Some nuclear power plant operators have to periodically go to a simulator and pass a certification test. The purpose of the test is to make sure that operators have the expertise that is required to operate the plant safely and effectively. The focus during testing is on evaluating whether operators can deal effectively with severe, abnormal events. These fault situations rarely occur on the job, but they can seriously threaten the integrity of the plant and the welfare of the public. During these events, operators are supposed to follow a set of written procedures that tell them what actions to take to cope with different kinds of abnormalities.
At one plant, operators would not always follow the written procedures when they went to the simulator for recertification. They deviated from them for one of two reasons. In some cases, operators achieved the same goal using a different, but equally safe and efficient, set of actions. In complex sociotechnical systems, like nuclear power plants, there is rarely one best way of achieving a particular goal. In other cases, the operators would deviate from the procedures because the desired goal would not be achieved if the procedures were followed. It is very difficult to write a procedure to encompass all possible situations. A small change in context might require different actions to achieve the very same goal. In either case, the operators' actions seemed justifiable, particularly in the latter set of circumstances. The people who were evaluating the operators in the simulator did not agree, however. They criticized the operators for "lack of procedural compliance." Despite this admonishment, the operators got their licenses renewed.
This happened several times. Eventually, the operators became frustrated with the evaluators' repeated criticism because they felt it was unwarranted. The operators decided that, the next time they had to go into the simulator for recertification, they would do exactly what the procedure said--no matter what. One team of operators followed this "work-to-rule" approach in the simulator and became stuck in an infinite loop. At one point, an emergency procedure told operators to switch to another procedure, but then that procedure eventually sent operators back to the first one. The operators dutifully followed the procedures, and thus wound up in a cycle, repeating the same set of actions several times. The evaluators were not amused. They eventually turned off the simulator, ending that particular test.
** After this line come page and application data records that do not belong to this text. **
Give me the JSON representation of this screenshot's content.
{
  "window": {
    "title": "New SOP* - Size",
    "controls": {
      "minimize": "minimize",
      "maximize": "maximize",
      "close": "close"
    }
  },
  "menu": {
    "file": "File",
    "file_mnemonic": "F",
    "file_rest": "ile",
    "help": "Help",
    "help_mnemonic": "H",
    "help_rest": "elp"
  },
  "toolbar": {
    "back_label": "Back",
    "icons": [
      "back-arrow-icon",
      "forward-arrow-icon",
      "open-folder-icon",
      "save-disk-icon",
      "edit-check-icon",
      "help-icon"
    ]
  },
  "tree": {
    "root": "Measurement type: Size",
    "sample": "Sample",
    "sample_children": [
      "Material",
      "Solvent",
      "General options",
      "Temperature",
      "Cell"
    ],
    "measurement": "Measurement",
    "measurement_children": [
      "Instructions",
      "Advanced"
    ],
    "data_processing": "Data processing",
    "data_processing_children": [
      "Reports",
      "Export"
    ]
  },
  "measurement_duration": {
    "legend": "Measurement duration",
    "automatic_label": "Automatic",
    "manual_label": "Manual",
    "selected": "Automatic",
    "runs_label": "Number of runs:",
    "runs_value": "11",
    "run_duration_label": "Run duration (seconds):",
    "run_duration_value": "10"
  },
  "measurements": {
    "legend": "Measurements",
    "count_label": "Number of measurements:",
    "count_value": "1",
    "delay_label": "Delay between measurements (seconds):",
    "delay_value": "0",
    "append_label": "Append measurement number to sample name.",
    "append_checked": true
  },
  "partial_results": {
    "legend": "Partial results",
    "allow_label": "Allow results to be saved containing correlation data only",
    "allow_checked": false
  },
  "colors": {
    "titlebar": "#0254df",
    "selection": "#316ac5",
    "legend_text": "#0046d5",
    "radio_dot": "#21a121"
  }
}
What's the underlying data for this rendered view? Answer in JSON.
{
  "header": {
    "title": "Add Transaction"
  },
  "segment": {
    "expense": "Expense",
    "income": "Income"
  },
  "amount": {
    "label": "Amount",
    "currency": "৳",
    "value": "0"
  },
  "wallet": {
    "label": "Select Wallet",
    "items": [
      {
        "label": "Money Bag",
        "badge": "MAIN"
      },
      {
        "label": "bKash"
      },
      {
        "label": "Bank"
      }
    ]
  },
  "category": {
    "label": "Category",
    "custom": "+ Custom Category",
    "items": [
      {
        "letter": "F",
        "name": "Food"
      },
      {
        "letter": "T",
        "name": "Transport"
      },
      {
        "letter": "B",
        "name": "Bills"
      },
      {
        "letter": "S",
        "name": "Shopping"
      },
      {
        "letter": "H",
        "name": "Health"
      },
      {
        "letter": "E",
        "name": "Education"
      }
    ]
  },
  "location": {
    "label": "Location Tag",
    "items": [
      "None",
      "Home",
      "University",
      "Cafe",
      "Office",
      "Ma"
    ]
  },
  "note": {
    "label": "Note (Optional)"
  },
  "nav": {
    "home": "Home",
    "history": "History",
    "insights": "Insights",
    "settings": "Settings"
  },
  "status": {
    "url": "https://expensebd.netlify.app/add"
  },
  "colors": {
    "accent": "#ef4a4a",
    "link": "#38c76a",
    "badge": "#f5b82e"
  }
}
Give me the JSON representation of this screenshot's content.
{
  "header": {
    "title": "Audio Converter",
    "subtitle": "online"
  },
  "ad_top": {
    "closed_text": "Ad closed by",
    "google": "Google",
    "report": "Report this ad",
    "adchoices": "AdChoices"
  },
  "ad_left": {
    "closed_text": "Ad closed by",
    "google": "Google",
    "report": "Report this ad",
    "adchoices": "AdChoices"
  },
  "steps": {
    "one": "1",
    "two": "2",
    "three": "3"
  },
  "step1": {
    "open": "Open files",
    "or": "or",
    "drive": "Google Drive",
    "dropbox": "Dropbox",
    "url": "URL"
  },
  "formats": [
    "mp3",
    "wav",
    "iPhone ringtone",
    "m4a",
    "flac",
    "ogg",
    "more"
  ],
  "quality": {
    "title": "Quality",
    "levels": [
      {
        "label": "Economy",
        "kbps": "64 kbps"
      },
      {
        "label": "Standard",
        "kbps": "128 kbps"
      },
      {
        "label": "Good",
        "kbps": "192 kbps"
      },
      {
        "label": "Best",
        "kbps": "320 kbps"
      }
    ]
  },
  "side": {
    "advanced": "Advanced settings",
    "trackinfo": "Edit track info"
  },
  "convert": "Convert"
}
Later, the evaluators wrote a letter to the utility that employed this group of operators. In that letter, the evaluators criticized the operators yet again, this time for "malicious procedural compliance."